This is a summary of a lecture read at the Seminar of the Logic Department, University of Wroclaw, February 1976. It is well-known that each connective of two-valued classical propositional calculus is syntactically definable by →, ∼, but neither ∨ nor ∧ are definable in intuitionistic logic by the other connectives. In this paper we are going to characterize a new notion of syntactical definability and then give its applications to the intuitionistic logic so that both ∨ and ∧ become definable in the new sense. Let S = (S, F1 , . . . , Fn ) be a propositional language, i.e. an absolutely free algebra with V = {p1 , p2 , p3 , . . .} as the free generating set. Endomorphisms of S will be called substitutions, and they will be denoted by ε. Any element of P (S) × S (where P (S) is the power set of S) is said to be a rule in S. We shall say that a set X ⊆ S is closed under a rule R = (Y, A) if εY ⊆ X implies εA ⊆ X, for every substitution ε. So, in fact, we identify between rules and schemes of rules. A pair (L, R) is said to be a logic in S provided (a) L ⊆ S, (b) R is a set of rules, (c) εL ⊆ L, all ε, (d) L is closed under every rule in R. From now on, S = (S, G, F1 , . . . , Fn ) stands for an arbitrary, but fixed, sentential language, G being supposed to be m-ary connective, m > 1. By the G-restriction of S (in symbols S −G ) we shall mean that absolutely free algebra with V as the free generating set and with the operations F1 , . . . , Fn : S −G = (S−G , F1 , . . . , Fn ). By the G-restriction of a set of rules R (in symbols R−G ) we shall mean the set of all those rules (X, A) ∈ R for which X ∪ {A} ⊆ S−G . We mark X−G = X ∩ S−G , for X ⊆ S.

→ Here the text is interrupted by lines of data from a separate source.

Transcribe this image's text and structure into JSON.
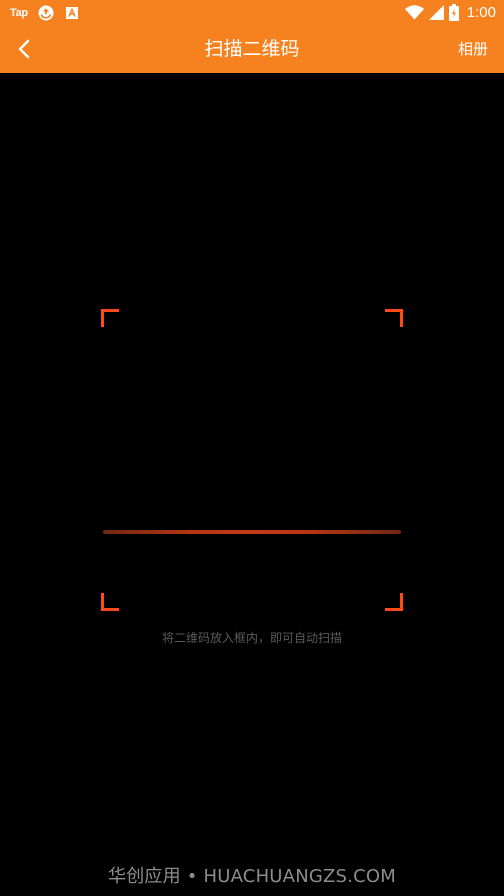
{
  "status_bar": {
    "app_badge": "Tap",
    "time": "1:00",
    "background": "#F5821F",
    "icons": [
      "tap-icon",
      "sync-icon",
      "a-badge-icon",
      "wifi-icon",
      "signal-icon",
      "battery-icon"
    ]
  },
  "title_bar": {
    "back_icon": "chevron-left-icon",
    "title": "扫描二维码",
    "album_label": "相册",
    "background": "#F5821F"
  },
  "scanner": {
    "corner_color": "#FF4A1A",
    "line_color": "#C23A15",
    "hint": "将二维码放入框内，即可自动扫描"
  },
  "watermark": {
    "text": "华创应用 • HUACHUANGZS.COM"
  }
}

Definitions by Context in Propositional Logics

55

Let C = C(p1 , pm+1 , . . . , ps ) and D = D(p1 , . . . , ps ) be any formulas in S−G . Then the inscription (∗)

C(Gp1 . . . pm , pm+1 , . . . , ps ) =df D(p1 , . . . , ps ),

is said to be a definition by context of the connective G in the language S −G . We can obtain the usual definition from (∗) by putting C = p1 and s = m. If some context definition (∗) and some logic (L, R) are fixed, then L−G+G is to be understood as the least subset of S satisfying the following recursive conditions: (A) (B) (C) (D)

L−G ⊆ L−G+G if A ∈ L−G+G , then εA ∈ L−G+G , all ε : S →hom S L−G+G is closed under every rule in R−G if A ∈ L−G+G and A0 arises from A by replacing some subformula of the form εC(Gp1 . . . pm , pm+1 , . . . , ps ) by D or vice versa, then A0 ∈ L−G+G .

Definition. Let (L, R) be a logic in S. We shall say that G is definable by context by F1 , . . . , Fn in the logic (L, R) if there exists some context definition (∗) for G such that L−G+G = L. A comment is in order: The notion of the context definability is given a very concrete meaning, but it essentially depends not only on L and (∗) but also on R. So we could generally say that our definability depends on the way the logic is formalized in. Examples. The intuitionistic sentential logic is the pair (IN T {modus ponens}), where IN T is the well-known set of intuitionistic tautologies. (1) The conjunction connective ∧ is definable by context by the other intuitionistic connectives. The suitable context definition is p ∧ q → r =df p → (q → r). (2) The disjunction connective ∨ is also definable by context in intuitionistic logic by p ∨ q → r =df (p → r) ∧ (q → r).

56

Marek Tokarz

Finally note that the above definition of definability makes it possible to generalize the notions of interpretability, common interpretability, reconstructability (strong interpretability) and common reconstructability of logical propositional systems. But that is another story.

The Section of Logic Institute of Philosophy and Sociology Polish Academy of Sciences